U.S. Department of Agriculture: Animal and Plant Health Inspection Service


Date of this Version



Urban Naturalist 39 (2021), pp 1-12


U.S. gov't work

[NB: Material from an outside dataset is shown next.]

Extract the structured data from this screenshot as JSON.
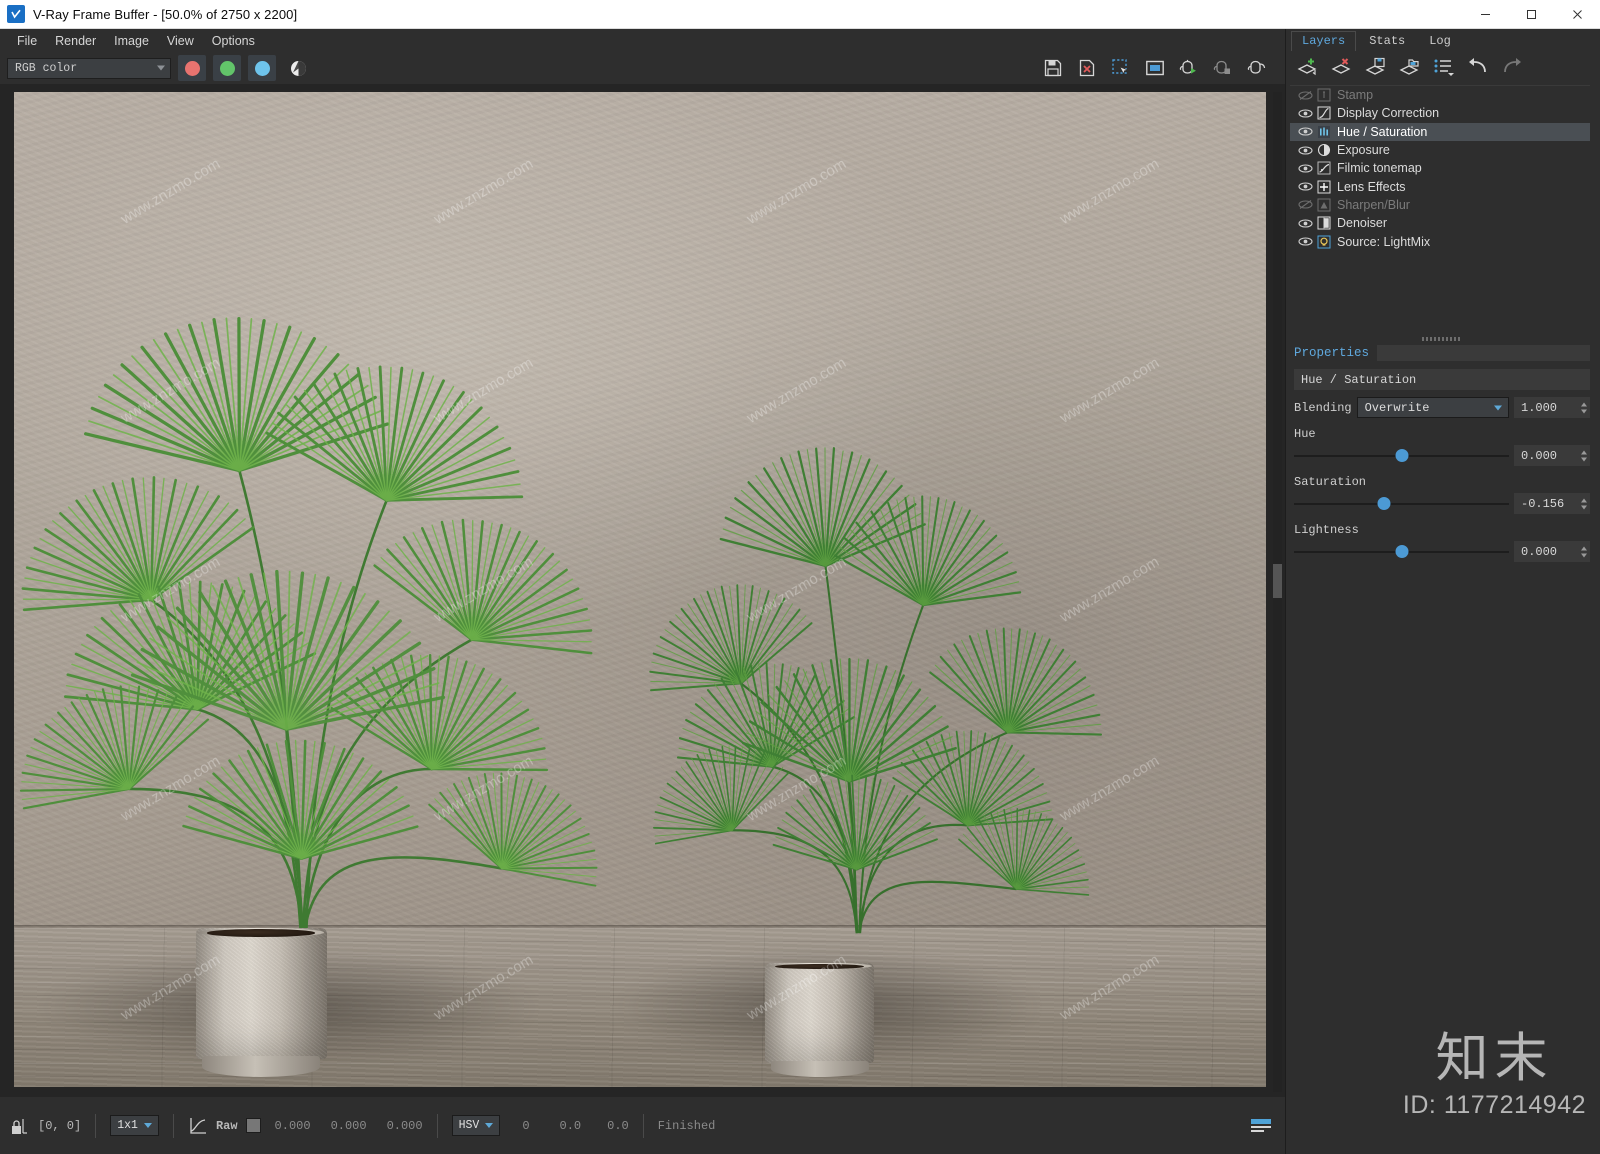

Urban areas are highly modified environments that are strongly influenced by a variety of anthropogenic factors. Consequently, these areas contain unique wildlife communities typically dominated by species that are generalist in nature or highly adaptable. We examined the use of five species of exotic treescapes by exotic and native birds in metropolitan areas of Phoenix, Arizona. House Sparrows [Passer domesticus (37%)], European Starlings [Sturnus vulagris (27%)], Mourning Doves [Zenaida macroura (11%)], and Great-tailed Grackles [Quiscalus mexicanus (7%)] were the most frequently observed species during the study. Approximately two-thirds (67%) of the birds observed during the study were exotic species. Avian community composition and diversity associated with these streetscapes varied among the tree species. Growth habits and other characteristics of the trees themselves, in addition to the landscaping components beneath and adjacent to the street trees, influenced bird use of these habitats in this highly urbanized desert environment. Our findings demonstrate that exotic street treescapes might provide some ec ological value to urban birds.